### REQUIRED WORK
Going through the entries, how many lines include the string "city"? Answer only with the number.

### SOURCE MATERIAL
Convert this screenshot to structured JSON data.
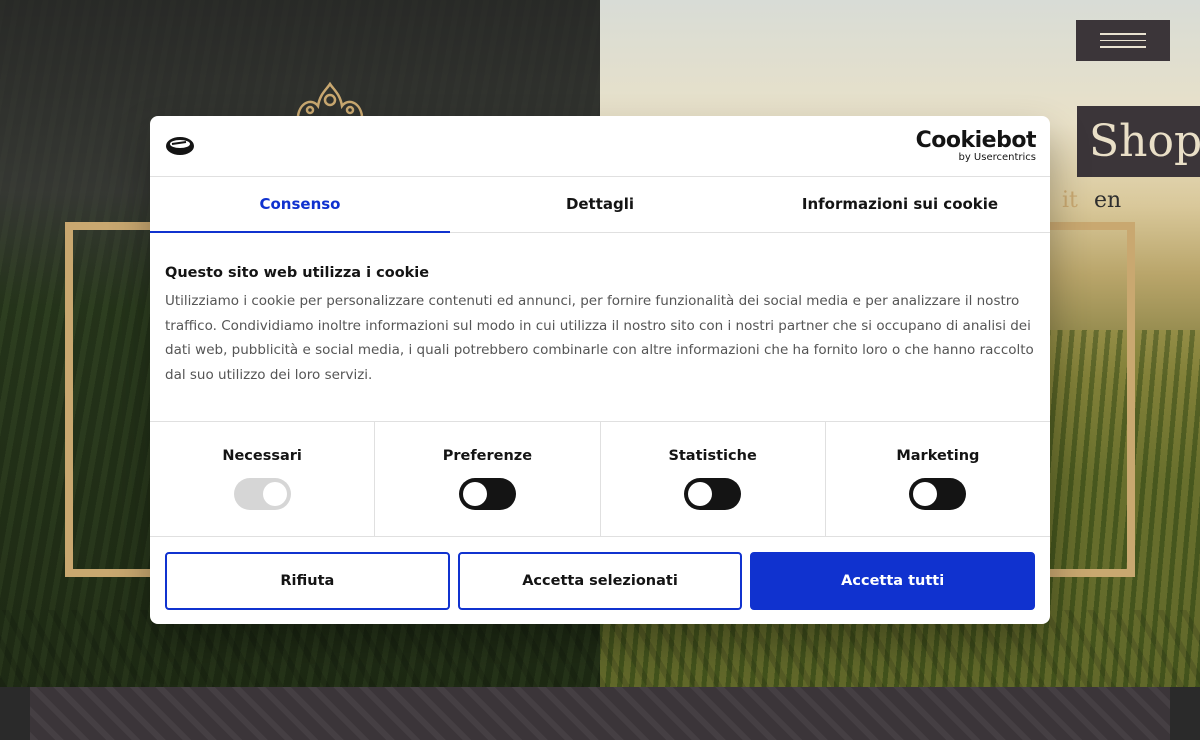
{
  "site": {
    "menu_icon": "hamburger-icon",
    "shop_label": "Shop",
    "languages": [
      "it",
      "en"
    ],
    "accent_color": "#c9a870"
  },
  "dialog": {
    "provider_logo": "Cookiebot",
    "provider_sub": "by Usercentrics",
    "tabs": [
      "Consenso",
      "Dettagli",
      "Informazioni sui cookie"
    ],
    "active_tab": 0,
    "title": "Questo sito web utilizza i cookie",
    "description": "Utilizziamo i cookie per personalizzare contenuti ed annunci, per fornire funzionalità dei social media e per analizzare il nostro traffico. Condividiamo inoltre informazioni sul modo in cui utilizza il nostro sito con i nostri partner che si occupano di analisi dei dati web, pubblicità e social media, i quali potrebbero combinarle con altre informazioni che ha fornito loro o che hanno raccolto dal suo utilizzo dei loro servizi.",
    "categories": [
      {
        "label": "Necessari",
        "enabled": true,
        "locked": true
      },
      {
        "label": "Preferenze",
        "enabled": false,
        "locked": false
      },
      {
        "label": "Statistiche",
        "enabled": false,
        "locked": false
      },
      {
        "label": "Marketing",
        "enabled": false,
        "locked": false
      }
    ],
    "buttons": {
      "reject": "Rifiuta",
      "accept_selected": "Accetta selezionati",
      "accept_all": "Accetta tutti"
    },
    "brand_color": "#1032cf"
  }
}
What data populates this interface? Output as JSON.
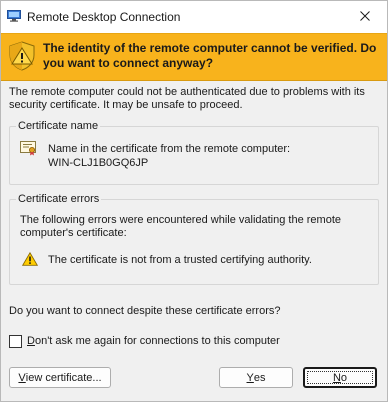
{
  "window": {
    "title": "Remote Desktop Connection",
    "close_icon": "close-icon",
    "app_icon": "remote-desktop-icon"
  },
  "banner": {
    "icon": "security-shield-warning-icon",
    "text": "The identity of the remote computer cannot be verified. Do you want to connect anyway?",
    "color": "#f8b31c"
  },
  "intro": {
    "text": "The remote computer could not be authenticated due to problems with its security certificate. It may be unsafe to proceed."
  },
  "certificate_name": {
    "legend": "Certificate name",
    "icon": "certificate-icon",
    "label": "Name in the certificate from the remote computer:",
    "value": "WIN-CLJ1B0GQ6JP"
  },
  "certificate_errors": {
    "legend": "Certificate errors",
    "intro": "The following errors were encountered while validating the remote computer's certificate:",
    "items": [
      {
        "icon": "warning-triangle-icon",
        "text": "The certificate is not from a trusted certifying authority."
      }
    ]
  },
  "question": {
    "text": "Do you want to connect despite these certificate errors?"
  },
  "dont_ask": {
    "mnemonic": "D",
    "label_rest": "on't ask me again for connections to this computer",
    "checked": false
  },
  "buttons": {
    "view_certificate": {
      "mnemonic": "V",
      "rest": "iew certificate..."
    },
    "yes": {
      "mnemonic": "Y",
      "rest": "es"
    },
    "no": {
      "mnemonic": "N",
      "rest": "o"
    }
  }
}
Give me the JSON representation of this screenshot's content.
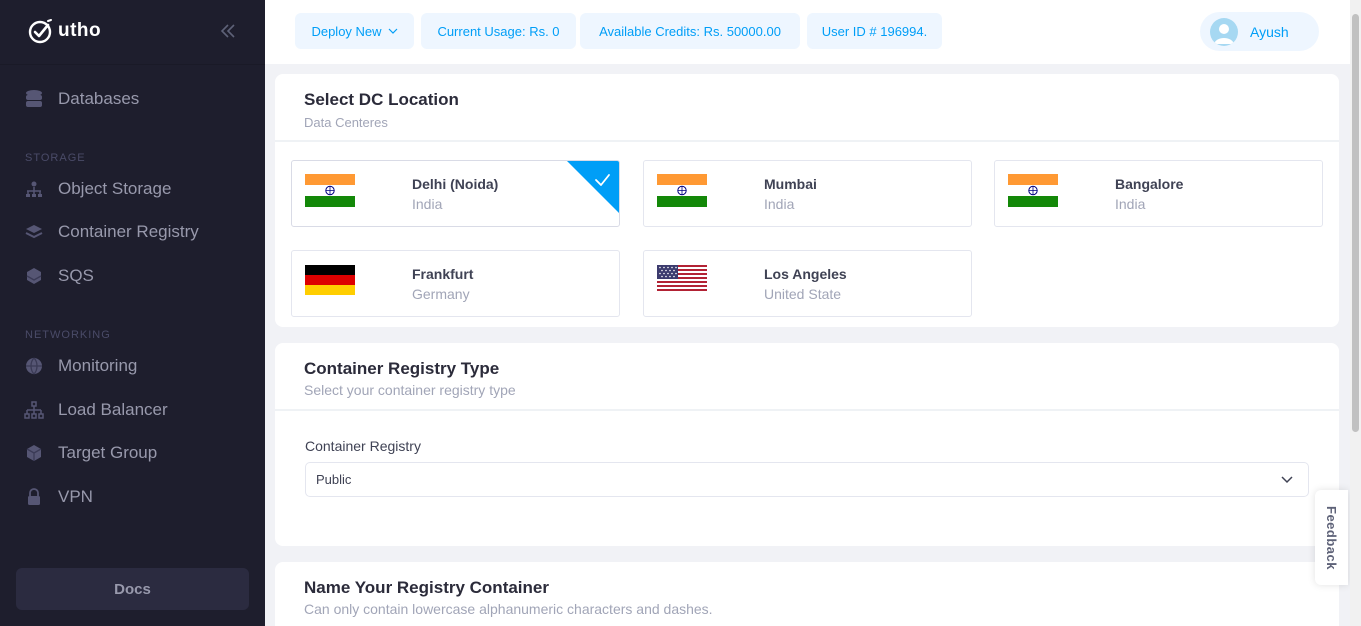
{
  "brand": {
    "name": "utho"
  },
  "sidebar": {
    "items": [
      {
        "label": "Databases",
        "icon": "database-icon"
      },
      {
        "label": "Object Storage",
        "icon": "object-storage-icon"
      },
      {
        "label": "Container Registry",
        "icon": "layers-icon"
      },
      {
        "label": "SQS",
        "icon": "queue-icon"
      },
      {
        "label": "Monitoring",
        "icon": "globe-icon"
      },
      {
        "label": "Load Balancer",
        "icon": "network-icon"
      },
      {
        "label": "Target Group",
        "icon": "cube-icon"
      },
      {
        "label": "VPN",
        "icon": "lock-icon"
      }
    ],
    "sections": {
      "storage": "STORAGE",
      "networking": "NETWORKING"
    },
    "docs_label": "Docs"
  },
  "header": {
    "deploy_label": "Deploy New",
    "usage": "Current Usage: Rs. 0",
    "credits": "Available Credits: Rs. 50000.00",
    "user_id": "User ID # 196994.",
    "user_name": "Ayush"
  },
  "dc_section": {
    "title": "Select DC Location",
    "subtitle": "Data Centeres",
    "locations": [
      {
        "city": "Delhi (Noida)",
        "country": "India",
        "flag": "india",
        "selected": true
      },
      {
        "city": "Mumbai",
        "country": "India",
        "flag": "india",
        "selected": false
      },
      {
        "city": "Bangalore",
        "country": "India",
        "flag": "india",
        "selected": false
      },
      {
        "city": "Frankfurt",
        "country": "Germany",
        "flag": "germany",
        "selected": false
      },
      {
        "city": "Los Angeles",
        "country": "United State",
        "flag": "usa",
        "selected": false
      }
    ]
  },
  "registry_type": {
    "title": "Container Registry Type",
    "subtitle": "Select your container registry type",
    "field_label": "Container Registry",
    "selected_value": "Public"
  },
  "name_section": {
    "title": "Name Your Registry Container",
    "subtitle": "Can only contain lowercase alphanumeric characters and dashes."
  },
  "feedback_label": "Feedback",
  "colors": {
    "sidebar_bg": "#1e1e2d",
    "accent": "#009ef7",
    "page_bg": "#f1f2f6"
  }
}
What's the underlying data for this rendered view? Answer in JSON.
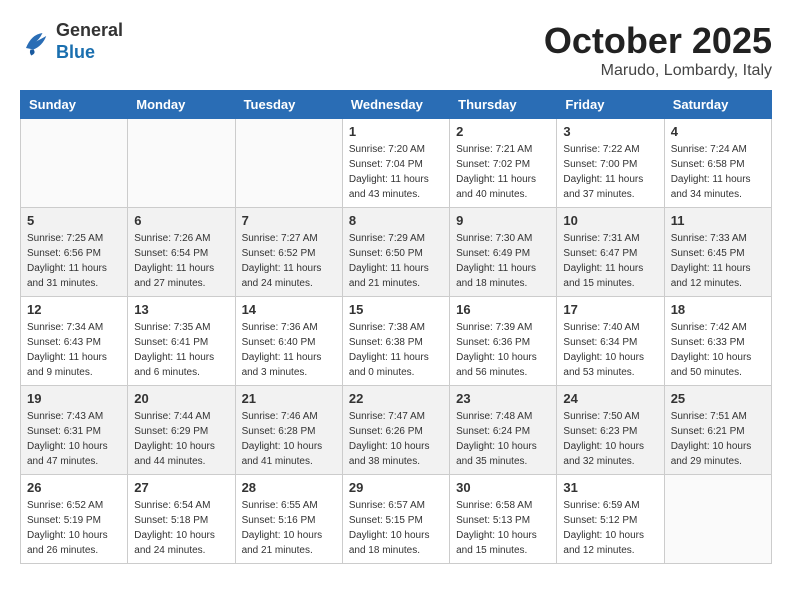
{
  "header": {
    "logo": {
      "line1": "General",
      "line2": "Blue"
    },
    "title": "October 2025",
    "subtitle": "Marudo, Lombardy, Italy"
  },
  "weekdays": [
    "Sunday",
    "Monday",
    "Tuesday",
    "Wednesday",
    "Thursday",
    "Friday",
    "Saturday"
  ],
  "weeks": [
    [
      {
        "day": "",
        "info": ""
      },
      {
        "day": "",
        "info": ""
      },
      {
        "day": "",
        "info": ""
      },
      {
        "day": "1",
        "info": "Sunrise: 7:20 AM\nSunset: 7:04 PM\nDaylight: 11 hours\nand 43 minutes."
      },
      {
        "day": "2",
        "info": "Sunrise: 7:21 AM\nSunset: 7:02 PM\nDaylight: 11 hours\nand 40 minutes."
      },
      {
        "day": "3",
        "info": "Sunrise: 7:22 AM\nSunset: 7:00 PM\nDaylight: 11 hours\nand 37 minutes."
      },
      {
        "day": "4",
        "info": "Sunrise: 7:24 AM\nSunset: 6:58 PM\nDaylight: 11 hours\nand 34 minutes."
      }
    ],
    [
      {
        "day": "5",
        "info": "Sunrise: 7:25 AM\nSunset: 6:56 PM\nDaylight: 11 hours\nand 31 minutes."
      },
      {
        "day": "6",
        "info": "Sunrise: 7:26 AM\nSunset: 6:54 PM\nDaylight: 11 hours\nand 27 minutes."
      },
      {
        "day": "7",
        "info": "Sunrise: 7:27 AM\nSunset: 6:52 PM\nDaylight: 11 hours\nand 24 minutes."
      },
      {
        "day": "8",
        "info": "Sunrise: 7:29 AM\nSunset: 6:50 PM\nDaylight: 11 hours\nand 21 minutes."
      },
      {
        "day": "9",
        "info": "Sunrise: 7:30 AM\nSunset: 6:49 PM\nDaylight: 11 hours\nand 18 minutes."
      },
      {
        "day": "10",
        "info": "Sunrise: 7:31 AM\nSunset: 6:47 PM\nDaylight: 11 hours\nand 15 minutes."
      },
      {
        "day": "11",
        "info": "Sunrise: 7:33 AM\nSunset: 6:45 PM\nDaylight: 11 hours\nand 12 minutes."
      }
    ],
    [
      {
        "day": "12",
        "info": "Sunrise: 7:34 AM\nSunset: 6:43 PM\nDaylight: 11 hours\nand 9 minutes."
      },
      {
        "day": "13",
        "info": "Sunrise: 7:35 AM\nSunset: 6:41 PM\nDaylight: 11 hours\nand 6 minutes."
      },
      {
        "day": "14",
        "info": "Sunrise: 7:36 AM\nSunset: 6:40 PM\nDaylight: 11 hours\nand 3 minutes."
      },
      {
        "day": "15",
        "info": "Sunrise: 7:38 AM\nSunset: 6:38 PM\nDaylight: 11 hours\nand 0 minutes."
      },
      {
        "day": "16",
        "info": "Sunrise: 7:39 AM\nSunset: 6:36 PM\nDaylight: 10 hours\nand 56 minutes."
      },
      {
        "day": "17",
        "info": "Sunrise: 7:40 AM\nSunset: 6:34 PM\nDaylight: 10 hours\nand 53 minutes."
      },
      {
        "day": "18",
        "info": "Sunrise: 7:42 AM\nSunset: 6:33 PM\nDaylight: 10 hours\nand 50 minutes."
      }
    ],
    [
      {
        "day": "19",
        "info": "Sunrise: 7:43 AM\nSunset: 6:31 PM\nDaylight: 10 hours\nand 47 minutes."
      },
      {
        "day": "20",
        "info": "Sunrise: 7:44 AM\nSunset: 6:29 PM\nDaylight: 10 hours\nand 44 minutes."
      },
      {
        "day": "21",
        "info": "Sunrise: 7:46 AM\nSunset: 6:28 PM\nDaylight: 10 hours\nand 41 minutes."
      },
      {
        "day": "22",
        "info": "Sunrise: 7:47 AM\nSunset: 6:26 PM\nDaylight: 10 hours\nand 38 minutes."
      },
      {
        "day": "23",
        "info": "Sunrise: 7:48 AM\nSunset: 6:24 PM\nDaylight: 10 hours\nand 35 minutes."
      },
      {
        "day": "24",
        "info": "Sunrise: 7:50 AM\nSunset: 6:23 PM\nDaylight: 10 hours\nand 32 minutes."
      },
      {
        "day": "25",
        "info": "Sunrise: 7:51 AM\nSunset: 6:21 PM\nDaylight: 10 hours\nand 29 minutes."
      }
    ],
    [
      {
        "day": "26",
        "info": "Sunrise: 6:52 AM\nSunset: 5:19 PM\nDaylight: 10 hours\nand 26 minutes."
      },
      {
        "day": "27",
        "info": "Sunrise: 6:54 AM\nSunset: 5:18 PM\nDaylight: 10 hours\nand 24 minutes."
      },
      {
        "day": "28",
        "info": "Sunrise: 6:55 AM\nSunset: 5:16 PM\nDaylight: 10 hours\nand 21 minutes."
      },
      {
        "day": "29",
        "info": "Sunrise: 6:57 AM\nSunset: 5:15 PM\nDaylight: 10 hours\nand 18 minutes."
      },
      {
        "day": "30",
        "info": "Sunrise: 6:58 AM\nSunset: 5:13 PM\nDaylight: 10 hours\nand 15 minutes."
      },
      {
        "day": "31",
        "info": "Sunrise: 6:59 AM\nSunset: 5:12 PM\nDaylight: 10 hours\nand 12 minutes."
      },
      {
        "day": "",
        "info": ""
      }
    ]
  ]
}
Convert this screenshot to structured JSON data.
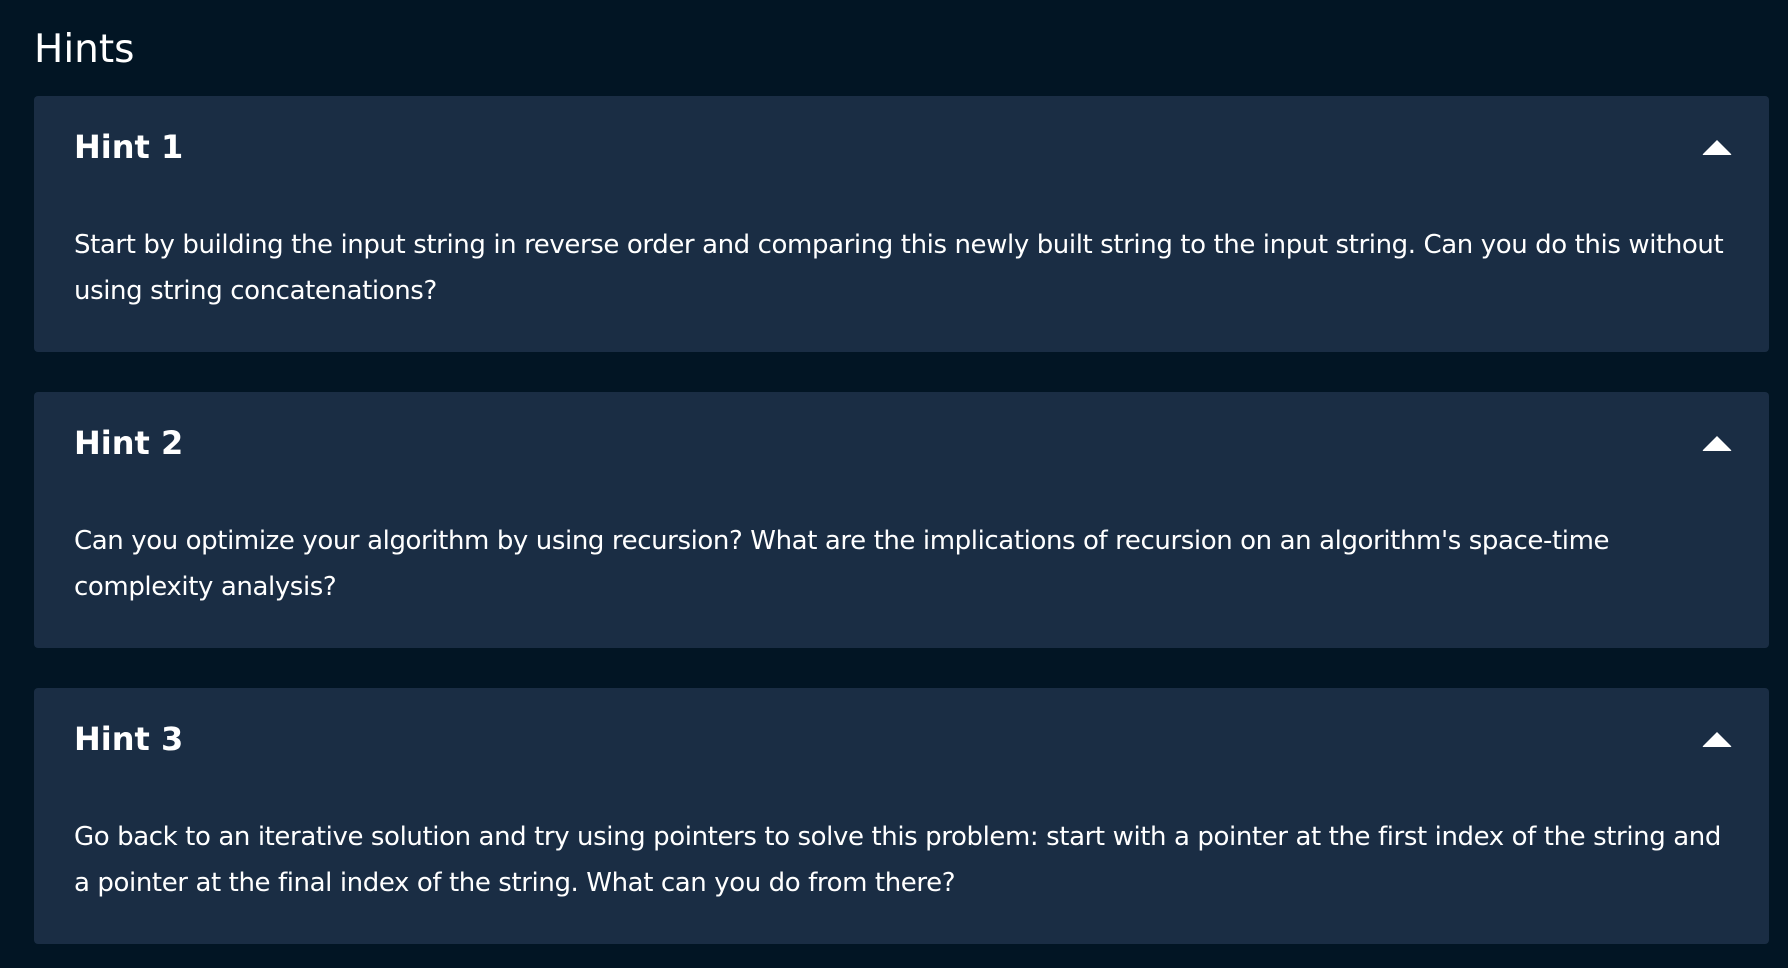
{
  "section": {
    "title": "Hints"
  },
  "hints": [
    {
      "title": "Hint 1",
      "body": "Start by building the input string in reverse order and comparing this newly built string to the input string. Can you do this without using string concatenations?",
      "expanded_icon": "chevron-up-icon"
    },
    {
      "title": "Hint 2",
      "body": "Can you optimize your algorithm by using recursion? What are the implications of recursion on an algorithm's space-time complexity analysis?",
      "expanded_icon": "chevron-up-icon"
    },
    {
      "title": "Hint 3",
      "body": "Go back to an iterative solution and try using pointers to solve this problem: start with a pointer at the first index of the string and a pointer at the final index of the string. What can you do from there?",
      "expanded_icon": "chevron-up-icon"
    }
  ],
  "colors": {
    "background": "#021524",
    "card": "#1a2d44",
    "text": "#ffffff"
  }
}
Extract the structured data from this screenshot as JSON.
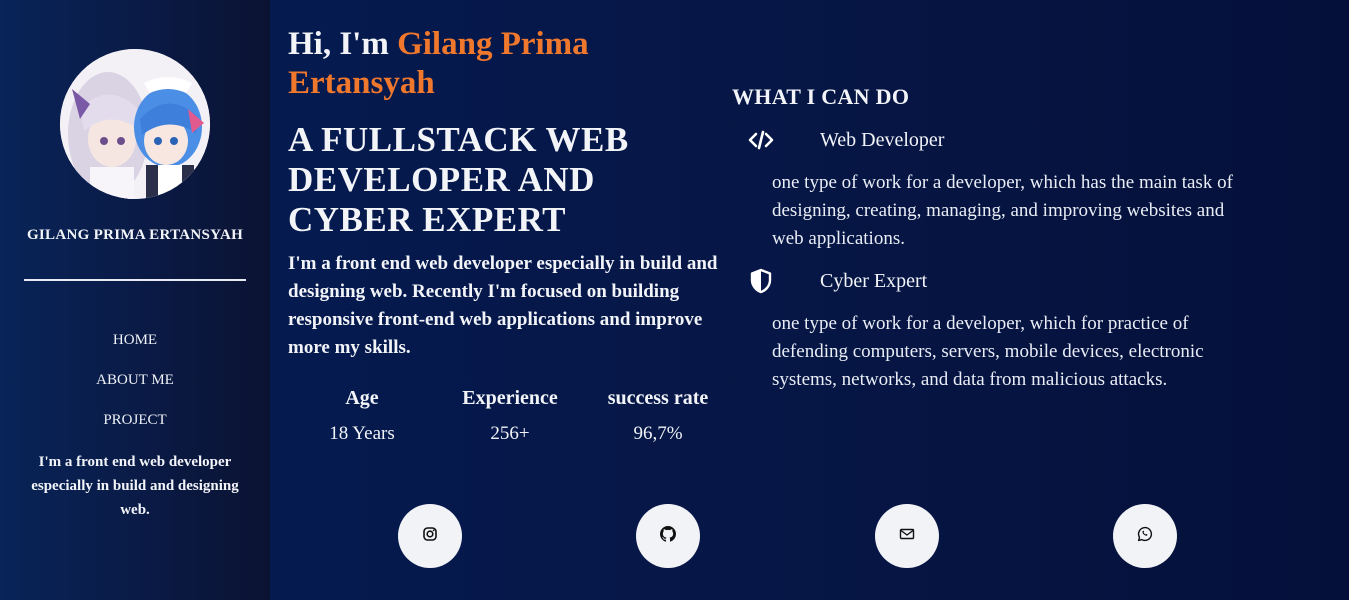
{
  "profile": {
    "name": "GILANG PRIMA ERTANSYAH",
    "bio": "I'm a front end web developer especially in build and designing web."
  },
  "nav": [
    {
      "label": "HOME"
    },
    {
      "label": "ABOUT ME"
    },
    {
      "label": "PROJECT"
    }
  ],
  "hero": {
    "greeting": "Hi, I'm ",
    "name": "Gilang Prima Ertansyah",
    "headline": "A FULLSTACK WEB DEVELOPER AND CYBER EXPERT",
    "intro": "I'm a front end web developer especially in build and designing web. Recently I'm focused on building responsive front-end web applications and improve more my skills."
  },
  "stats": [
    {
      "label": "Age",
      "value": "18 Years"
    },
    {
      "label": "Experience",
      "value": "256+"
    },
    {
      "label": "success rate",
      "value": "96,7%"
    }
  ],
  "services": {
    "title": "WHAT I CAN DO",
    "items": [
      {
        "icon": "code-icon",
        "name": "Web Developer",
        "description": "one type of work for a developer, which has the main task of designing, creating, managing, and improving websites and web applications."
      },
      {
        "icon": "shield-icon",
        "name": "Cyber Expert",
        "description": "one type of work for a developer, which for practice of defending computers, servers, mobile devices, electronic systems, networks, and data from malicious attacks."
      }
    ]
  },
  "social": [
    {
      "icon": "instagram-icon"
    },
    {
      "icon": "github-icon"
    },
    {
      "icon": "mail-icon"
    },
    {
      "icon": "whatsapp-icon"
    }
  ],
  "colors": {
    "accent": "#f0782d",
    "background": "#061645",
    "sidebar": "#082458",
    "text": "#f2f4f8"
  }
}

### COMPLETED TASK
5